• [TASK OBJECTIVE] Line count for "value": give the number of lines in the records below that hold it, and nothing else.

:::

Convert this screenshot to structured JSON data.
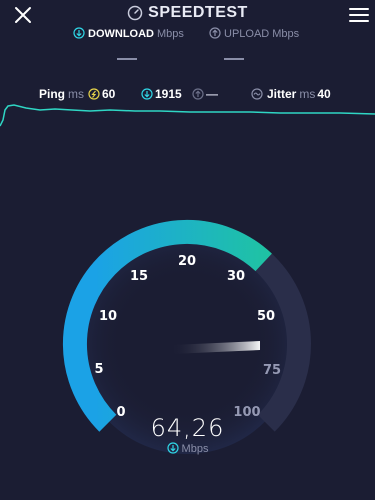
{
  "app": {
    "title": "SPEEDTEST"
  },
  "tabs": {
    "download": {
      "label": "DOWNLOAD",
      "unit": "Mbps"
    },
    "upload": {
      "label": "UPLOAD",
      "unit": "Mbps"
    }
  },
  "stats": {
    "ping": {
      "label": "Ping",
      "unit": "ms",
      "value": "60"
    },
    "download": {
      "value": "1915"
    },
    "upload": {
      "value": "—"
    },
    "jitter": {
      "label": "Jitter",
      "unit": "ms",
      "value": "40"
    }
  },
  "gauge": {
    "scale_labels": [
      "0",
      "5",
      "10",
      "15",
      "20",
      "30",
      "50",
      "75",
      "100"
    ],
    "value": "64,26",
    "unit": "Mbps",
    "level_fraction": 0.66
  },
  "colors": {
    "background": "#1b1d33",
    "gauge_start": "#1ba2e6",
    "gauge_end": "#20c997",
    "graph_line": "#2fd6c4",
    "track": "#2a2e4a"
  },
  "icons": {
    "close": "close-icon",
    "speedometer": "speedometer-icon",
    "menu": "menu-icon",
    "download": "download-arrow-icon",
    "upload": "upload-arrow-icon",
    "ping": "ping-icon",
    "jitter": "jitter-icon"
  }
}
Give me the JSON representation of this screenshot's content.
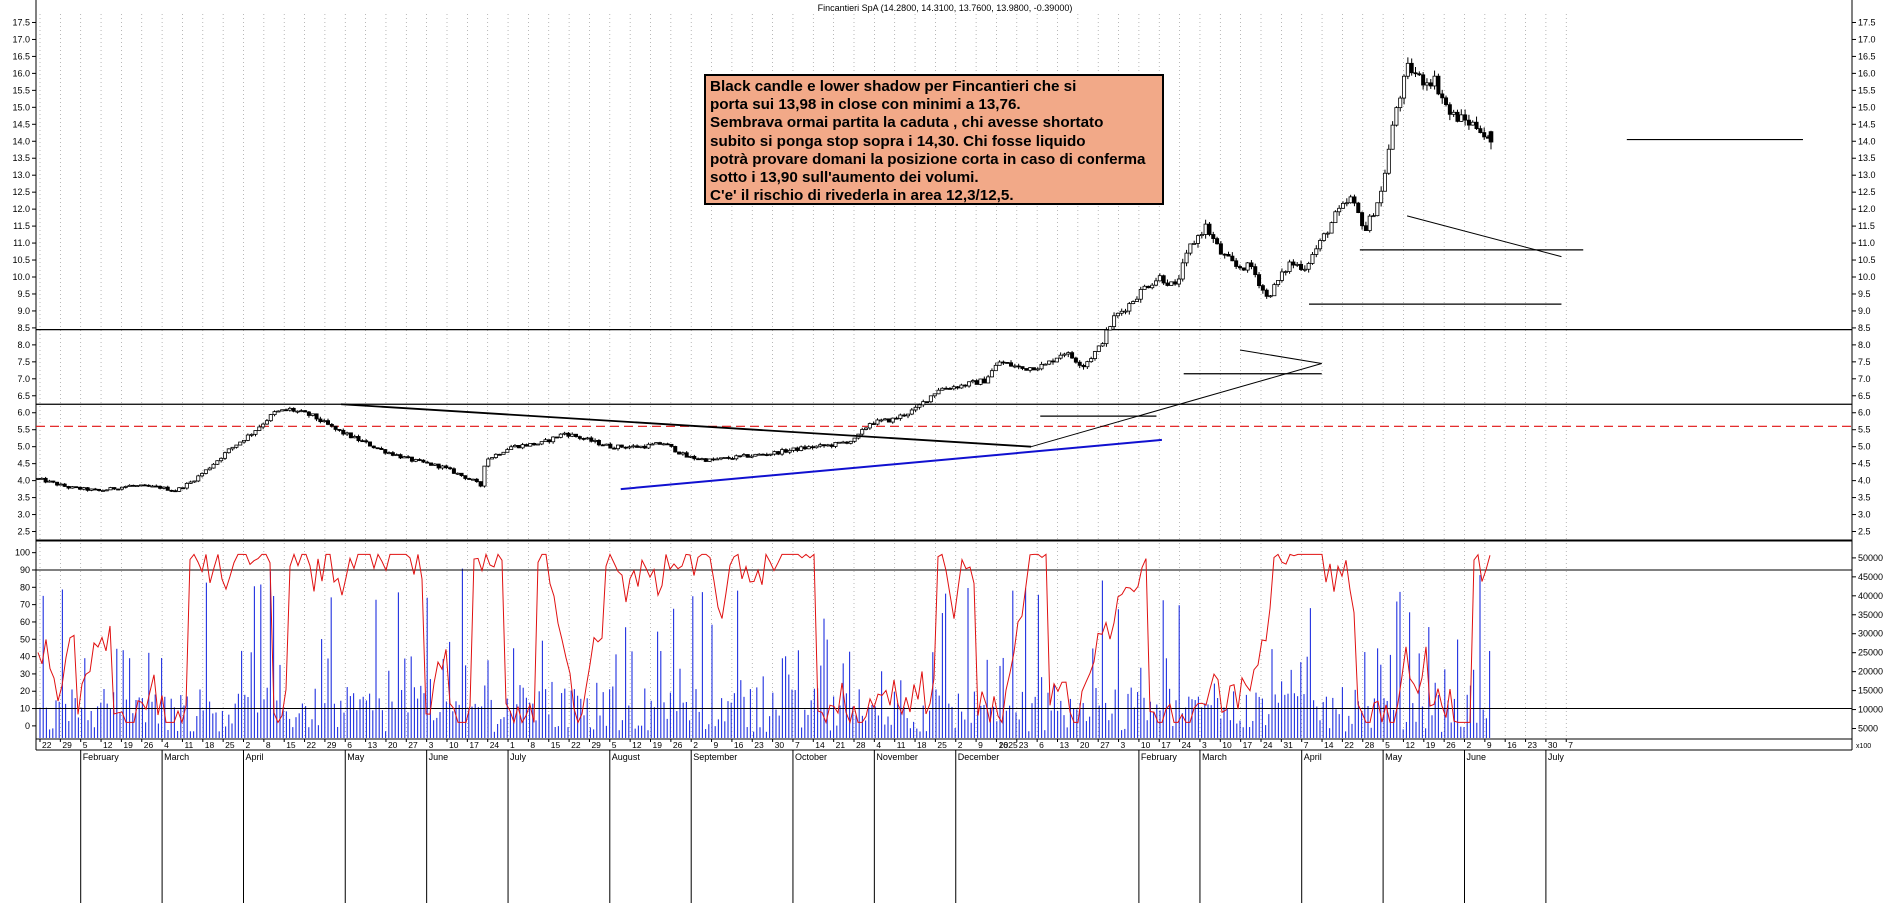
{
  "chart_data": [
    {
      "type": "candlestick",
      "title": "Fincantieri SpA (14.2800, 14.3100, 13.7600, 13.9800, -0.39000)",
      "ylim": [
        2.25,
        17.75
      ],
      "y_ticks": [
        "2.5",
        "3.0",
        "3.5",
        "4.0",
        "4.5",
        "5.0",
        "5.5",
        "6.0",
        "6.5",
        "7.0",
        "7.5",
        "8.0",
        "8.5",
        "9.0",
        "9.5",
        "10.0",
        "10.5",
        "11.0",
        "11.5",
        "12.0",
        "12.5",
        "13.0",
        "13.5",
        "14.0",
        "14.5",
        "15.0",
        "15.5",
        "16.0",
        "16.5",
        "17.0",
        "17.5"
      ],
      "grid": "vertical dotted",
      "price_path": [
        {
          "d": 0,
          "v": 4.05
        },
        {
          "d": 20,
          "v": 3.8
        },
        {
          "d": 40,
          "v": 3.7
        },
        {
          "d": 60,
          "v": 3.85
        },
        {
          "d": 80,
          "v": 3.8
        },
        {
          "d": 90,
          "v": 3.7
        },
        {
          "d": 100,
          "v": 3.95
        },
        {
          "d": 110,
          "v": 4.3
        },
        {
          "d": 125,
          "v": 4.9
        },
        {
          "d": 140,
          "v": 5.4
        },
        {
          "d": 155,
          "v": 6.0
        },
        {
          "d": 165,
          "v": 6.1
        },
        {
          "d": 180,
          "v": 5.9
        },
        {
          "d": 195,
          "v": 5.5
        },
        {
          "d": 210,
          "v": 5.2
        },
        {
          "d": 225,
          "v": 4.9
        },
        {
          "d": 245,
          "v": 4.6
        },
        {
          "d": 265,
          "v": 4.4
        },
        {
          "d": 285,
          "v": 4.0
        },
        {
          "d": 290,
          "v": 3.85
        },
        {
          "d": 293,
          "v": 4.6
        },
        {
          "d": 310,
          "v": 5.0
        },
        {
          "d": 330,
          "v": 5.1
        },
        {
          "d": 345,
          "v": 5.4
        },
        {
          "d": 360,
          "v": 5.2
        },
        {
          "d": 375,
          "v": 5.0
        },
        {
          "d": 395,
          "v": 5.0
        },
        {
          "d": 410,
          "v": 5.1
        },
        {
          "d": 425,
          "v": 4.7
        },
        {
          "d": 440,
          "v": 4.6
        },
        {
          "d": 460,
          "v": 4.7
        },
        {
          "d": 480,
          "v": 4.8
        },
        {
          "d": 500,
          "v": 4.95
        },
        {
          "d": 520,
          "v": 5.05
        },
        {
          "d": 535,
          "v": 5.2
        },
        {
          "d": 545,
          "v": 5.7
        },
        {
          "d": 560,
          "v": 5.8
        },
        {
          "d": 575,
          "v": 6.1
        },
        {
          "d": 590,
          "v": 6.7
        },
        {
          "d": 605,
          "v": 6.8
        },
        {
          "d": 620,
          "v": 6.95
        },
        {
          "d": 630,
          "v": 7.5
        },
        {
          "d": 645,
          "v": 7.3
        },
        {
          "d": 660,
          "v": 7.4
        },
        {
          "d": 672,
          "v": 7.8
        },
        {
          "d": 685,
          "v": 7.4
        },
        {
          "d": 695,
          "v": 7.9
        },
        {
          "d": 705,
          "v": 8.8
        },
        {
          "d": 715,
          "v": 9.2
        },
        {
          "d": 725,
          "v": 9.7
        },
        {
          "d": 735,
          "v": 10.0
        },
        {
          "d": 745,
          "v": 9.7
        },
        {
          "d": 755,
          "v": 10.9
        },
        {
          "d": 765,
          "v": 11.5
        },
        {
          "d": 775,
          "v": 10.7
        },
        {
          "d": 785,
          "v": 10.3
        },
        {
          "d": 795,
          "v": 10.3
        },
        {
          "d": 805,
          "v": 9.4
        },
        {
          "d": 810,
          "v": 9.7
        },
        {
          "d": 820,
          "v": 10.4
        },
        {
          "d": 830,
          "v": 10.3
        },
        {
          "d": 840,
          "v": 11.0
        },
        {
          "d": 850,
          "v": 11.8
        },
        {
          "d": 860,
          "v": 12.3
        },
        {
          "d": 870,
          "v": 11.4
        },
        {
          "d": 880,
          "v": 12.5
        },
        {
          "d": 890,
          "v": 15.0
        },
        {
          "d": 898,
          "v": 16.2
        },
        {
          "d": 906,
          "v": 15.8
        },
        {
          "d": 915,
          "v": 15.8
        },
        {
          "d": 925,
          "v": 14.8
        },
        {
          "d": 935,
          "v": 14.6
        },
        {
          "d": 945,
          "v": 14.4
        },
        {
          "d": 950,
          "v": 13.98
        }
      ],
      "hlines": [
        {
          "name": "support-8.5",
          "y": 8.45,
          "x0": 0,
          "x1": 1,
          "color": "#000000",
          "dash": ""
        },
        {
          "name": "level-6.25",
          "y": 6.25,
          "x0": 0,
          "x1": 1,
          "color": "#000000",
          "dash": ""
        },
        {
          "name": "level-5.6-dashed",
          "y": 5.6,
          "x0": 0,
          "x1": 1,
          "color": "#e01010",
          "dash": "9,5"
        },
        {
          "name": "level-14.05",
          "y": 14.05,
          "x0": 0.876,
          "x1": 0.973,
          "color": "#000000",
          "dash": ""
        },
        {
          "name": "level-10.8",
          "y": 10.8,
          "x0": 0.729,
          "x1": 0.852,
          "color": "#000000",
          "dash": ""
        },
        {
          "name": "level-9.2",
          "y": 9.2,
          "x0": 0.701,
          "x1": 0.84,
          "color": "#000000",
          "dash": ""
        },
        {
          "name": "level-7.15",
          "y": 7.15,
          "x0": 0.632,
          "x1": 0.708,
          "color": "#000000",
          "dash": ""
        },
        {
          "name": "level-5.9",
          "y": 5.9,
          "x0": 0.553,
          "x1": 0.617,
          "color": "#000000",
          "dash": ""
        }
      ],
      "trendlines": [
        {
          "name": "resistance-down",
          "x0": 0.168,
          "y0": 6.25,
          "x1": 0.548,
          "y1": 5.0,
          "color": "#000000",
          "w": 1.8
        },
        {
          "name": "support-up-blue",
          "x0": 0.322,
          "y0": 3.75,
          "x1": 0.62,
          "y1": 5.2,
          "color": "#1010d0",
          "w": 2
        },
        {
          "name": "uptrend-thin",
          "x0": 0.548,
          "y0": 5.0,
          "x1": 0.708,
          "y1": 7.45,
          "color": "#000000",
          "w": 1
        },
        {
          "name": "wedge-top",
          "x0": 0.663,
          "y0": 7.85,
          "x1": 0.708,
          "y1": 7.45,
          "color": "#000000",
          "w": 1
        },
        {
          "name": "flag-top",
          "x0": 0.755,
          "y0": 11.8,
          "x1": 0.84,
          "y1": 10.6,
          "color": "#000000",
          "w": 1
        }
      ],
      "annotation": [
        "Black candle e lower shadow per Fincantieri che si",
        "porta sui 13,98 in close con minimi a 13,76.",
        "Sembrava ormai partita la caduta , chi avesse shortato",
        "subito si ponga stop sopra i 14,30. Chi fosse liquido",
        "potrà provare domani la posizione corta in caso di conferma",
        "sotto i 13,90 sull'aumento dei volumi.",
        "C'e' il rischio di rivederla in area 12,3/12,5."
      ]
    },
    {
      "type": "line+bar",
      "left_ticks": [
        "0",
        "10",
        "20",
        "30",
        "40",
        "50",
        "60",
        "70",
        "80",
        "90",
        "100"
      ],
      "right_ticks": [
        "5000",
        "10000",
        "15000",
        "20000",
        "25000",
        "30000",
        "35000",
        "40000",
        "45000",
        "50000"
      ],
      "right_unit_label": "x100",
      "hlines": [
        {
          "name": "oscillator-90-line",
          "y": 90
        },
        {
          "name": "oscillator-10-line",
          "y": 10
        }
      ],
      "oscillator_series_color": "#e01010",
      "volume_series_color": "#2030e0"
    }
  ],
  "x_axis": {
    "day_labels": [
      "22",
      "29",
      "5",
      "12",
      "19",
      "26",
      "4",
      "11",
      "18",
      "25",
      "2",
      "8",
      "15",
      "22",
      "29",
      "6",
      "13",
      "20",
      "27",
      "3",
      "10",
      "17",
      "24",
      "1",
      "8",
      "15",
      "22",
      "29",
      "5",
      "12",
      "19",
      "26",
      "2",
      "9",
      "16",
      "23",
      "30",
      "7",
      "14",
      "21",
      "28",
      "4",
      "11",
      "18",
      "25",
      "2",
      "9",
      "16",
      "23",
      "6",
      "13",
      "20",
      "27",
      "3",
      "10",
      "17",
      "24",
      "3",
      "10",
      "17",
      "24",
      "31",
      "7",
      "14",
      "22",
      "28",
      "5",
      "12",
      "19",
      "26",
      "2",
      "9",
      "16",
      "23",
      "30",
      "7"
    ],
    "year_label": "2025",
    "month_labels": [
      "February",
      "March",
      "April",
      "May",
      "June",
      "July",
      "August",
      "September",
      "October",
      "November",
      "December",
      "February",
      "March",
      "April",
      "May",
      "June",
      "July"
    ]
  }
}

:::

• [RESPONSE FOR THIS EXERCISE] 5